The late Baroness Thatcher spent her early career as a research chemist, including a period working for the food company J Lyons on emulsifiers for ice-creams.
A campaign was mounted by the rightwing Guido Fawkes blog to “put Maggie on the new £50” before the Bank said it was looking for someone from the field of science.
Margaret Thatcher in the late 1940s, when she worked for the food company J Lyons. Photograph: Manchester Daily Express/SSPL/Gettty
Mark Carney, the Bank’s governor, said this month that the choice for the £50 note would be limited to the UK’s contribution to science, prompting speculation that Ada Lovelace, Alan Turing or Stephen Hawking could be picked. “There is a wealth of individuals whose work has shaped how we think about the world and who continue to inspire people today,” he said.
Alongside Thatcher are some other unusual appearances on the list of names published by the Bank. The comedy actor Will Hay, who was a successful amateur astronomer when not entertaining the public with classics such as Oh! Mr Porter, is on the list, along with Roger Bannister, who died in March, the first runner to achieve the four-minute mile, who later pursued a career in medicine.

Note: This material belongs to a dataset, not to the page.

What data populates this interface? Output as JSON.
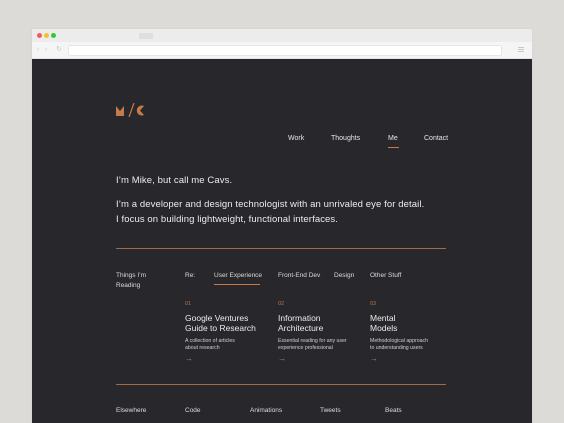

The Bank said first-stage nominees on the list had simply been deemed eligible because they were real, deceased and had contributed to UK science in some way. It said the names had yet to be considered by its banknote character advisory committee.
On Thatcher’s inclusion, a Bank spokeswoman said: “She had a degree in chemistry [and] went on to work as a research chemist – famously working on the research team which helped invent soft scoop ice-cream.”
Questions have, however, been raised over the former prime minister’s connection to the invention. Steve Tillyer, a writer on British ice-cream history, told the New Yorker magazine after Thatcher died that soft-scoop ice cream had originated in the US about a decade before Thatcher joined J Lyons. However, the firm was at the forefront of the industry during her time; it had teamed up with US ice-cream company Mister Softee and ran franchises under that name.